> Task directions: Search the material below for "another" and copy every line where it occurs.

※

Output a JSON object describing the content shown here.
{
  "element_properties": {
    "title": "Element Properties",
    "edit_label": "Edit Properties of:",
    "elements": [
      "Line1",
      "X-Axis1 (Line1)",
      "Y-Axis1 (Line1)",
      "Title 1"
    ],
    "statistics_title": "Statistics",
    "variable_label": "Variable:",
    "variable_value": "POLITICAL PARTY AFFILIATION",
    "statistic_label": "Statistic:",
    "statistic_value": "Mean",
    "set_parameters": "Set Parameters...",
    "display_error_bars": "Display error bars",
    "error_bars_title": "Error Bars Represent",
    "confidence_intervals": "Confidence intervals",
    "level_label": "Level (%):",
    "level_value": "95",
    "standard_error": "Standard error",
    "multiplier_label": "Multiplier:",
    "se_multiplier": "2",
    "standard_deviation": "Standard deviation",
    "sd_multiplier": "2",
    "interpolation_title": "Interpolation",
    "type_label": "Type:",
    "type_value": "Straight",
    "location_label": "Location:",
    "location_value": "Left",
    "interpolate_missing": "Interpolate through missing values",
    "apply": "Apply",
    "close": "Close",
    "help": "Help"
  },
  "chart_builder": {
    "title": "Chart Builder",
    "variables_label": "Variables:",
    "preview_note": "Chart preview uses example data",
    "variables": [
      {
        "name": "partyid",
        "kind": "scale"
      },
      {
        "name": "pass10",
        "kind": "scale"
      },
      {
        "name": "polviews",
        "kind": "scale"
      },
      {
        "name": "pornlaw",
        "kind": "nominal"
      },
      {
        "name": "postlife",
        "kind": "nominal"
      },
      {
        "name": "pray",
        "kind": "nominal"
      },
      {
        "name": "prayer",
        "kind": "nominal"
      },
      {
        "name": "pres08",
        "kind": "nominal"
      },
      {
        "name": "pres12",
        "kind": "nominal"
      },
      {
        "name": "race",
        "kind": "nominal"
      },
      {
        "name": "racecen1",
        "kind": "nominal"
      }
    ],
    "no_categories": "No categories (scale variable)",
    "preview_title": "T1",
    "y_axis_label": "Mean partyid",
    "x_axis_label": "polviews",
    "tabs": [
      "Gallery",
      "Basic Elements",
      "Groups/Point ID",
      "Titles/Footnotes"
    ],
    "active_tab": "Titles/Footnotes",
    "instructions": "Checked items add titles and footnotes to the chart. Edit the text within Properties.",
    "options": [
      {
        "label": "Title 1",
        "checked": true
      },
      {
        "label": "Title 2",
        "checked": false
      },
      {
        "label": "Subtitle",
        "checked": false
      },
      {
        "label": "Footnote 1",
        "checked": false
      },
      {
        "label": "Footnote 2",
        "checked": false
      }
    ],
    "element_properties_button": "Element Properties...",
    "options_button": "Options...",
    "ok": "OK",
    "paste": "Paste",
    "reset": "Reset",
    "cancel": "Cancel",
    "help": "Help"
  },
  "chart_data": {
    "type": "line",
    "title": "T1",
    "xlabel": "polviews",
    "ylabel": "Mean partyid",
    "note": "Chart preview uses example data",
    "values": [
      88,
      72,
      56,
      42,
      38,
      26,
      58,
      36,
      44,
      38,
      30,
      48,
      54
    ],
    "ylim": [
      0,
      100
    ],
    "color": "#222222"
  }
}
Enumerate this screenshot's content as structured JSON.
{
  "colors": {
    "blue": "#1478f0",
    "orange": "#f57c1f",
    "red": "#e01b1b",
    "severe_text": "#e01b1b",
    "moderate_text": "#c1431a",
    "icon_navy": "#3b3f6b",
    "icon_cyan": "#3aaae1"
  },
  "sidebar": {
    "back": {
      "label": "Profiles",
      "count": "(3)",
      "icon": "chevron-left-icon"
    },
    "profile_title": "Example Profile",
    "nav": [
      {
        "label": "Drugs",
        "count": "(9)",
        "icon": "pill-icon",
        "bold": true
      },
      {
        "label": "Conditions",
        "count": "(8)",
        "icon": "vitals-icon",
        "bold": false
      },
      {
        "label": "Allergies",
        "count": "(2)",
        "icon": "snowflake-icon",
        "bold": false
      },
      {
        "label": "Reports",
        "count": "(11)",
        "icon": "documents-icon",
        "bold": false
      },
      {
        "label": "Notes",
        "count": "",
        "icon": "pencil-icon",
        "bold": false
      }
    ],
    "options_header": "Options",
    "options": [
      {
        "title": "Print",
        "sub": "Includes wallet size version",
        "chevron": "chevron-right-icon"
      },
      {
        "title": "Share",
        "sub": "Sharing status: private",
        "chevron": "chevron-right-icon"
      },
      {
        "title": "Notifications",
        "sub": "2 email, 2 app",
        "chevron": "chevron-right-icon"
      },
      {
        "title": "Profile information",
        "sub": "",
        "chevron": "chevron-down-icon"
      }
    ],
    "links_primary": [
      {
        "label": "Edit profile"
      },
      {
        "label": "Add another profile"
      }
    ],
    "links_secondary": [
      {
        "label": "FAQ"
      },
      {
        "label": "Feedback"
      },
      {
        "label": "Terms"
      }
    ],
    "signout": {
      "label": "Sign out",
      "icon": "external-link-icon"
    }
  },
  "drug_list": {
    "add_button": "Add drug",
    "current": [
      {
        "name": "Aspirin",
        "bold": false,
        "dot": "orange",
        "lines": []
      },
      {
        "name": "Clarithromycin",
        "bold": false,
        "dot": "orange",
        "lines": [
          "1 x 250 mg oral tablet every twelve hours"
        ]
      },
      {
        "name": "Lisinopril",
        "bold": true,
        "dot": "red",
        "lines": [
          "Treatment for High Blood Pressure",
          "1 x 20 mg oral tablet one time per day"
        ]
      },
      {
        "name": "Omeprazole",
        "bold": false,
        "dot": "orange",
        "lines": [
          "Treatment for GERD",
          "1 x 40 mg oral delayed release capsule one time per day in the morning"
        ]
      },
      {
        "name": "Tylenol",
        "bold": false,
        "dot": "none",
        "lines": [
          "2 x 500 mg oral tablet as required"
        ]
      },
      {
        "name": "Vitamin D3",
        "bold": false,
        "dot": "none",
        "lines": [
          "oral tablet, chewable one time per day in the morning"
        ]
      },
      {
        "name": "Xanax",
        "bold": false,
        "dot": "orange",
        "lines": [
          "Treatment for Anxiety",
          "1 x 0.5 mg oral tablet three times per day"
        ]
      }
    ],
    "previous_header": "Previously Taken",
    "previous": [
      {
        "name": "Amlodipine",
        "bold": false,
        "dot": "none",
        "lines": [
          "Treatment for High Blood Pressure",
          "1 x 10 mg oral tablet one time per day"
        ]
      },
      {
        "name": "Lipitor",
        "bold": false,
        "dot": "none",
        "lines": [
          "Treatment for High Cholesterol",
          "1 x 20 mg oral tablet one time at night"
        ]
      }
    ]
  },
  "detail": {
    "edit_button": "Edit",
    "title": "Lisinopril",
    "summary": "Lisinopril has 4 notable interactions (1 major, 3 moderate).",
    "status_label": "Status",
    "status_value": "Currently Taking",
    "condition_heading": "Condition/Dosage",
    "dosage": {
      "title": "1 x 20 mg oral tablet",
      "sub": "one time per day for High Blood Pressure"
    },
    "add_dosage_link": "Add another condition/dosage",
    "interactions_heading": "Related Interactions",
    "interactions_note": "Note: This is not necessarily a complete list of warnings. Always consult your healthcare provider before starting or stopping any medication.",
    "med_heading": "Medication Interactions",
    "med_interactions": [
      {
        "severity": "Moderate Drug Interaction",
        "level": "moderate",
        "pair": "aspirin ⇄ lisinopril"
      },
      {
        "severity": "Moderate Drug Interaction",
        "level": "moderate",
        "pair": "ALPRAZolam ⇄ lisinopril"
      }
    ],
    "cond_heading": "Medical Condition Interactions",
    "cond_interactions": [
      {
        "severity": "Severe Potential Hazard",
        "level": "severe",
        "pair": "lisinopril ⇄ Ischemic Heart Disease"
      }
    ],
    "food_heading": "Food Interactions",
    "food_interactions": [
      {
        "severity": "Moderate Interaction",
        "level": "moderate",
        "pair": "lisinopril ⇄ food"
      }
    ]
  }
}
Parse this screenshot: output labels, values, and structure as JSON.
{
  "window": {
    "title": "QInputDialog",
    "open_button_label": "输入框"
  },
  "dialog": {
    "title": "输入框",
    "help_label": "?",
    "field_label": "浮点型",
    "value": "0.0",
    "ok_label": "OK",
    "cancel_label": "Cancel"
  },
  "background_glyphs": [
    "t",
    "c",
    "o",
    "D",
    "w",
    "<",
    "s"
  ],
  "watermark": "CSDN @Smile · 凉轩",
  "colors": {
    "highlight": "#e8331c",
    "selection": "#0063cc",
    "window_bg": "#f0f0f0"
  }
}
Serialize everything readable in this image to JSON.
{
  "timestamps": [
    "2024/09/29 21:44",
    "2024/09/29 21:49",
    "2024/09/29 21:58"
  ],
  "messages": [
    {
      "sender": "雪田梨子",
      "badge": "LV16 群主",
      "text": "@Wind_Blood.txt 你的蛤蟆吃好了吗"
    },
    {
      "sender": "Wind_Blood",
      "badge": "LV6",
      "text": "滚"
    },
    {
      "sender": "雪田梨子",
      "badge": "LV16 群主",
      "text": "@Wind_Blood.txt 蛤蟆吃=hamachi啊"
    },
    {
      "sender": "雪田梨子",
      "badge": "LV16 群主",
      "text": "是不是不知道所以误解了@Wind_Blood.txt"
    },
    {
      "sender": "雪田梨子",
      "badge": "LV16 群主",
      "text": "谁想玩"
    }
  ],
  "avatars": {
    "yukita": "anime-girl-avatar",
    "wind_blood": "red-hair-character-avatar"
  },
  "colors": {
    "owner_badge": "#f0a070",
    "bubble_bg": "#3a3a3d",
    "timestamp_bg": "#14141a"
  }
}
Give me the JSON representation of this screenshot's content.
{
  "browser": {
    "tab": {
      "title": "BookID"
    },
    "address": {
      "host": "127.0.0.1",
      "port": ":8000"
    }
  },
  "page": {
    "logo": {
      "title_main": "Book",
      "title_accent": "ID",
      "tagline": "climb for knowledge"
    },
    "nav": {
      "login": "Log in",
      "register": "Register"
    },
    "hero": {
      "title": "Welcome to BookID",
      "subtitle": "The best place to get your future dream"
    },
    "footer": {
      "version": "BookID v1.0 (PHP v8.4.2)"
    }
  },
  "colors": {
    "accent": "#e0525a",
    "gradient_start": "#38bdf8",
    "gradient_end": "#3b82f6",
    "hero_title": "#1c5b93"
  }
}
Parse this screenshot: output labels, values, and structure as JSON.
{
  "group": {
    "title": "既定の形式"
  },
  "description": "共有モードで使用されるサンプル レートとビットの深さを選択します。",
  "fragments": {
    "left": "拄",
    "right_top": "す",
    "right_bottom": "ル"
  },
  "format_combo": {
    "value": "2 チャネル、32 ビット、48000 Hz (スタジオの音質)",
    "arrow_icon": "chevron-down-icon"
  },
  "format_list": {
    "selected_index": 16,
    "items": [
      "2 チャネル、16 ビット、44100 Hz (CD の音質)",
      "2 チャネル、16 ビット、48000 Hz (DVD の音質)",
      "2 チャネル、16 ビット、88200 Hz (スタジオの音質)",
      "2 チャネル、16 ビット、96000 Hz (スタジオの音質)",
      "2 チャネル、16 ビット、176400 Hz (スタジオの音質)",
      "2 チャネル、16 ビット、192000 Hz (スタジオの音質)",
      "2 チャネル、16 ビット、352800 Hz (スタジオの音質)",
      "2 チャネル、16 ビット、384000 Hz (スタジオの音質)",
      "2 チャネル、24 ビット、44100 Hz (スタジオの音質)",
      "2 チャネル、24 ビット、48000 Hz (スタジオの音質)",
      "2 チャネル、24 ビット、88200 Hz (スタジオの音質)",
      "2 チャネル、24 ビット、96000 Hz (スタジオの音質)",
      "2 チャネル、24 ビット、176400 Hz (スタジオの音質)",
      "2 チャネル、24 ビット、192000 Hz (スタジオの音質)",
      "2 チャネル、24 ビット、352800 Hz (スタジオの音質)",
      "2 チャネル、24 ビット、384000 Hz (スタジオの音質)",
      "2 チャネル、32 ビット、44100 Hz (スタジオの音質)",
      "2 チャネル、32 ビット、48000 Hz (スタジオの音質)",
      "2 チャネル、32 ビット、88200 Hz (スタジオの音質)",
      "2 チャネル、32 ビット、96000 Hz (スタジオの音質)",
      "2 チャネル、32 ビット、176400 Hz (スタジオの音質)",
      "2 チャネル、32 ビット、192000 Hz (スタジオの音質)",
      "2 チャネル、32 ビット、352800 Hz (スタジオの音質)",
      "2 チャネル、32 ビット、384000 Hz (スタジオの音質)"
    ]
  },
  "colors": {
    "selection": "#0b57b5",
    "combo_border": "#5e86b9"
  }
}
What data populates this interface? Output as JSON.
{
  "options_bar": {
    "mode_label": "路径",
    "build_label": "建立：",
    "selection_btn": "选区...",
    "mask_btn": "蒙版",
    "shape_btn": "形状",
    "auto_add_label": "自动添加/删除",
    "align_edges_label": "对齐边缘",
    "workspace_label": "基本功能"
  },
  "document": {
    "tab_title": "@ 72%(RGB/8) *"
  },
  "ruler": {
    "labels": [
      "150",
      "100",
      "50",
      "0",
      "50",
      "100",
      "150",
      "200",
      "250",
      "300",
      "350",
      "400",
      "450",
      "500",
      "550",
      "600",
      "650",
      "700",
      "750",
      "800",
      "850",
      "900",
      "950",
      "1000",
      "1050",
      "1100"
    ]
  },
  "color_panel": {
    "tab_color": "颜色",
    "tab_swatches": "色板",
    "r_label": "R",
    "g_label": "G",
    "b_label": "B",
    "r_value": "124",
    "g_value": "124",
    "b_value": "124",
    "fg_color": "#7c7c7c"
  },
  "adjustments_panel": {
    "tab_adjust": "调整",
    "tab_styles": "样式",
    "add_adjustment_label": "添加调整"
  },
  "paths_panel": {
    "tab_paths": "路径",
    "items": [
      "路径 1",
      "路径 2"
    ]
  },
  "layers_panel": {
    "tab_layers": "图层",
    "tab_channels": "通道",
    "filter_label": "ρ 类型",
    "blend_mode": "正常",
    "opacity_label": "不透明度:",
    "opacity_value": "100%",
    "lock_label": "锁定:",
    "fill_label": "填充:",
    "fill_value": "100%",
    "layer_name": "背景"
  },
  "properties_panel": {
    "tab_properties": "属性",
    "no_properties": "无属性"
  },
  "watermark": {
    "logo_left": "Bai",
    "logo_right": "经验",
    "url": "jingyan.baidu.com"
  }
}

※

> Response for this exercise:
        "label": "Add another profile"
    "add_dosage_link": "Add another condition/dosage",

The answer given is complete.